#### Directions for this task:
A picture-free, exact copy of all the records below is the goal.

#### Source material:
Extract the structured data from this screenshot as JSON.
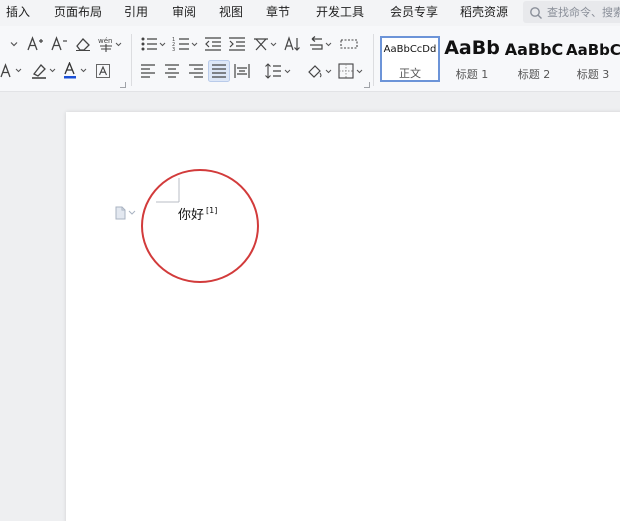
{
  "menu": {
    "items": [
      "插入",
      "页面布局",
      "引用",
      "审阅",
      "视图",
      "章节",
      "开发工具",
      "会员专享",
      "稻壳资源"
    ],
    "search_placeholder": "查找命令、搜索"
  },
  "ribbon": {
    "styles": [
      {
        "sample": "AaBbCcDd",
        "name": "正文"
      },
      {
        "sample": "AaBb",
        "name": "标题 1"
      },
      {
        "sample": "AaBbC",
        "name": "标题 2"
      },
      {
        "sample": "AaBbC",
        "name": "标题 3"
      }
    ]
  },
  "document": {
    "text": "你好",
    "footnote_ref": "[1]"
  },
  "colors": {
    "annotation_circle": "#d23b3b",
    "font_color_underline": "#1a4fd6",
    "selected_style_border": "#6c94d8"
  }
}
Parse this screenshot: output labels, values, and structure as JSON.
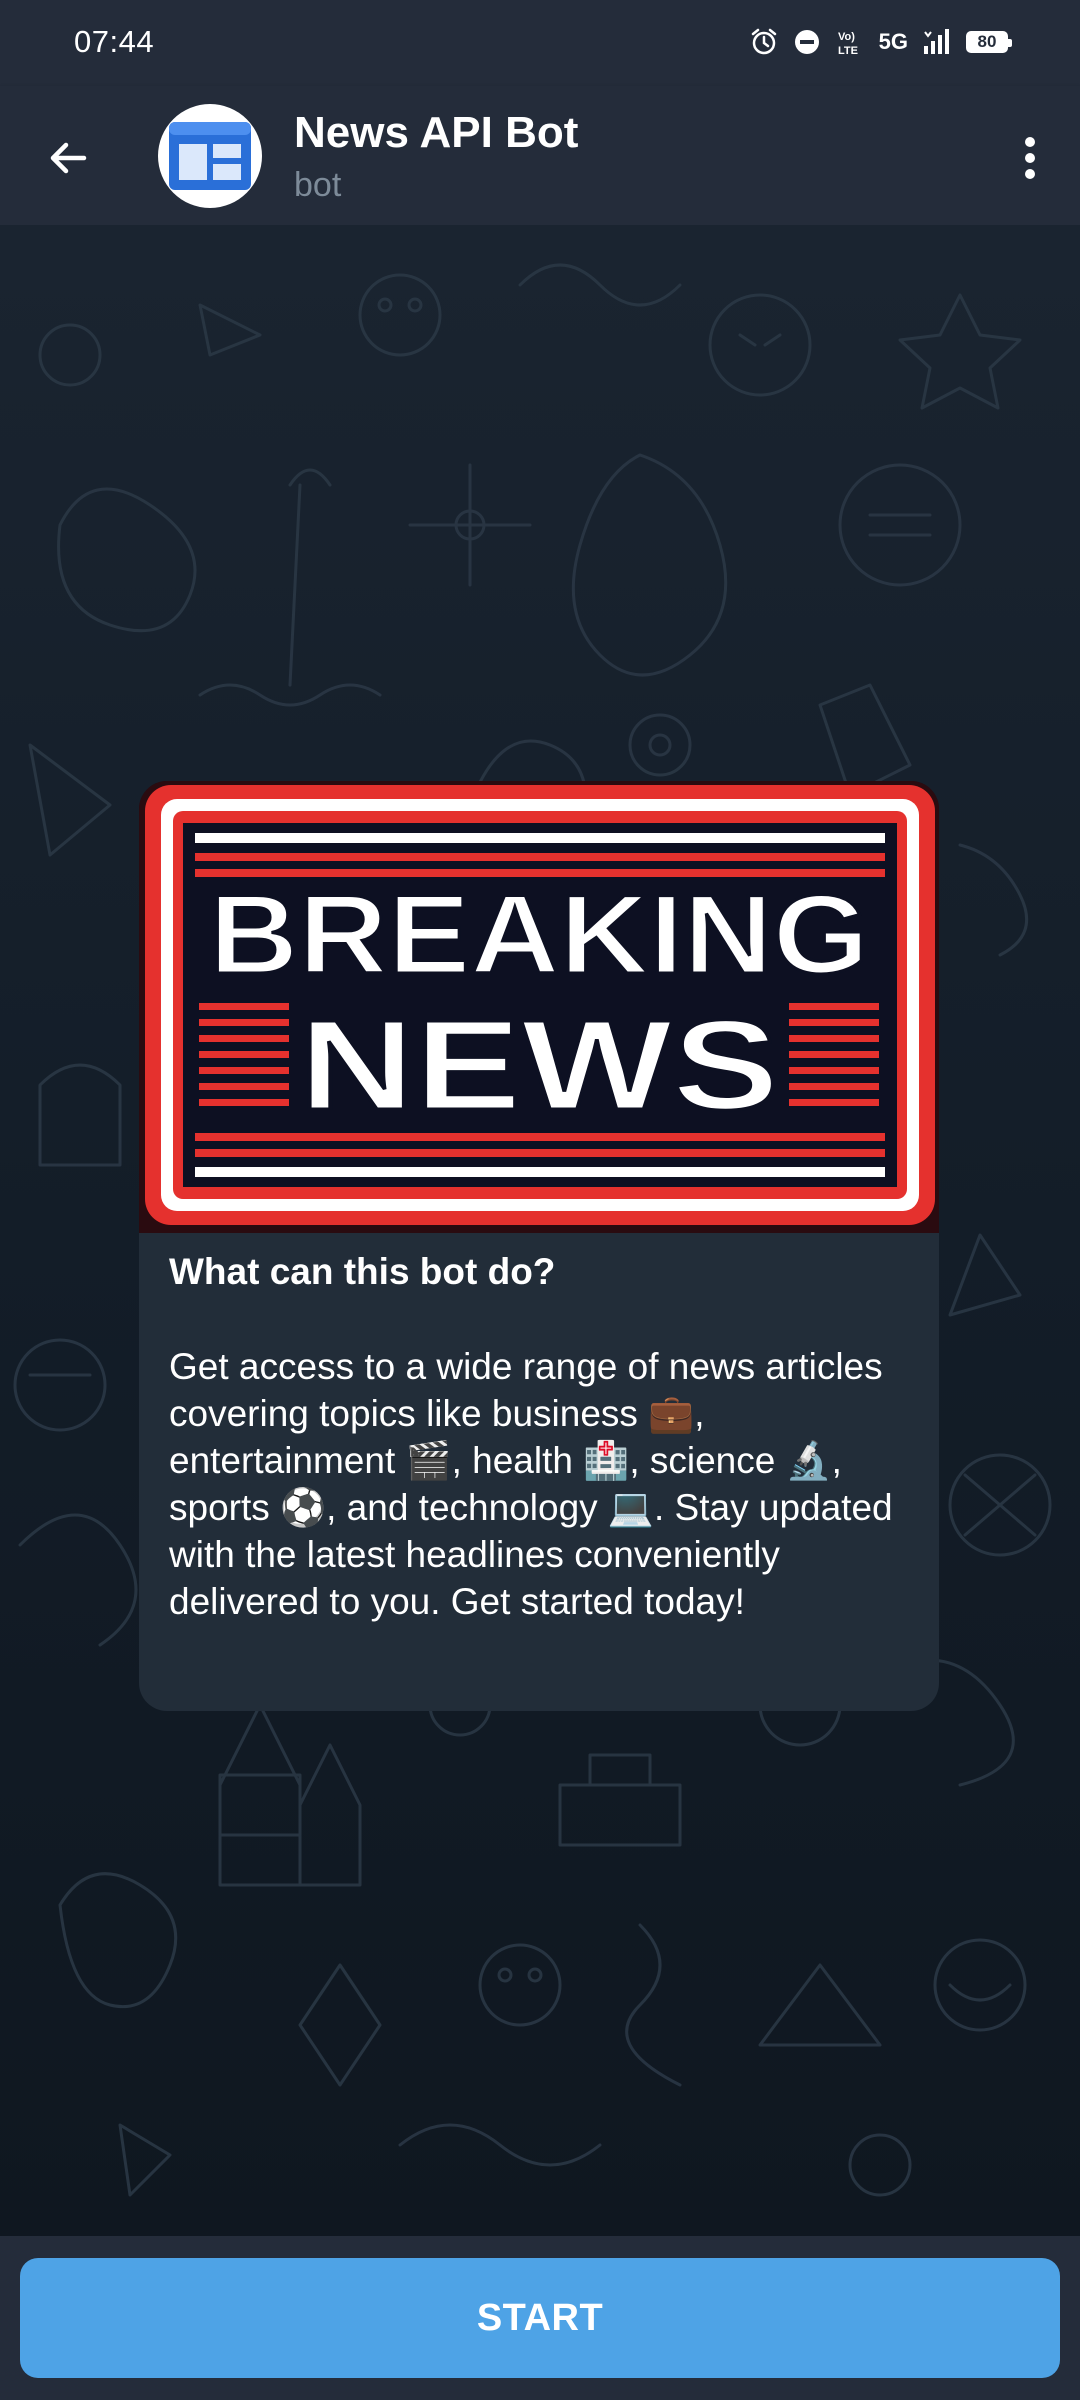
{
  "status_bar": {
    "time": "07:44",
    "network": "5G",
    "volte": "Vo) LTE",
    "battery": "80",
    "icons": [
      "alarm-icon",
      "do-not-disturb-icon",
      "volte-icon",
      "signal-icon",
      "battery-icon"
    ]
  },
  "header": {
    "title": "News API Bot",
    "subtitle": "bot",
    "back_icon": "arrow-left-icon",
    "menu_icon": "more-vertical-icon"
  },
  "card": {
    "image_text_line1": "BREAKING",
    "image_text_line2": "NEWS",
    "heading": "What can this bot do?",
    "body": "Get access to a wide range of news articles covering topics like business 💼, entertainment 🎬, health 🏥, science 🔬, sports ⚽, and technology 💻. Stay updated with the latest headlines conveniently delivered to you. Get started today!"
  },
  "bottom": {
    "start_label": "START"
  },
  "colors": {
    "header_bg": "#242c3a",
    "card_bg": "#222d39",
    "accent": "#4ea3e6",
    "subtitle": "#7d8b99",
    "news_red": "#e5312e"
  }
}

#### Exercise answer:
Extract the structured data from this screenshot as JSON.
{
  "menu": {
    "items": [
      "插入",
      "页面布局",
      "引用",
      "审阅",
      "视图",
      "章节",
      "开发工具",
      "会员专享",
      "稻壳资源"
    ],
    "search_placeholder": "查找命令、搜索"
  },
  "ribbon": {
    "styles": [
      {
        "sample": "AaBbCcDd",
        "name": "正文"
      },
      {
        "sample": "AaBb",
        "name": "标题 1"
      },
      {
        "sample": "AaBbC",
        "name": "标题 2"
      },
      {
        "sample": "AaBbC",
        "name": "标题 3"
      }
    ]
  },
  "document": {
    "text": "你好",
    "footnote_ref": "[1]"
  },
  "colors": {
    "annotation_circle": "#d23b3b",
    "font_color_underline": "#1a4fd6",
    "selected_style_border": "#6c94d8"
  }
}
Parse this screenshot: output labels, values, and structure as JSON.
{
  "status_bar": {
    "time": "07:44",
    "network": "5G",
    "volte": "Vo) LTE",
    "battery": "80",
    "icons": [
      "alarm-icon",
      "do-not-disturb-icon",
      "volte-icon",
      "signal-icon",
      "battery-icon"
    ]
  },
  "header": {
    "title": "News API Bot",
    "subtitle": "bot",
    "back_icon": "arrow-left-icon",
    "menu_icon": "more-vertical-icon"
  },
  "card": {
    "image_text_line1": "BREAKING",
    "image_text_line2": "NEWS",
    "heading": "What can this bot do?",
    "body": "Get access to a wide range of news articles covering topics like business 💼, entertainment 🎬, health 🏥, science 🔬, sports ⚽, and technology 💻. Stay updated with the latest headlines conveniently delivered to you. Get started today!"
  },
  "bottom": {
    "start_label": "START"
  },
  "colors": {
    "header_bg": "#242c3a",
    "card_bg": "#222d39",
    "accent": "#4ea3e6",
    "subtitle": "#7d8b99",
    "news_red": "#e5312e"
  }
}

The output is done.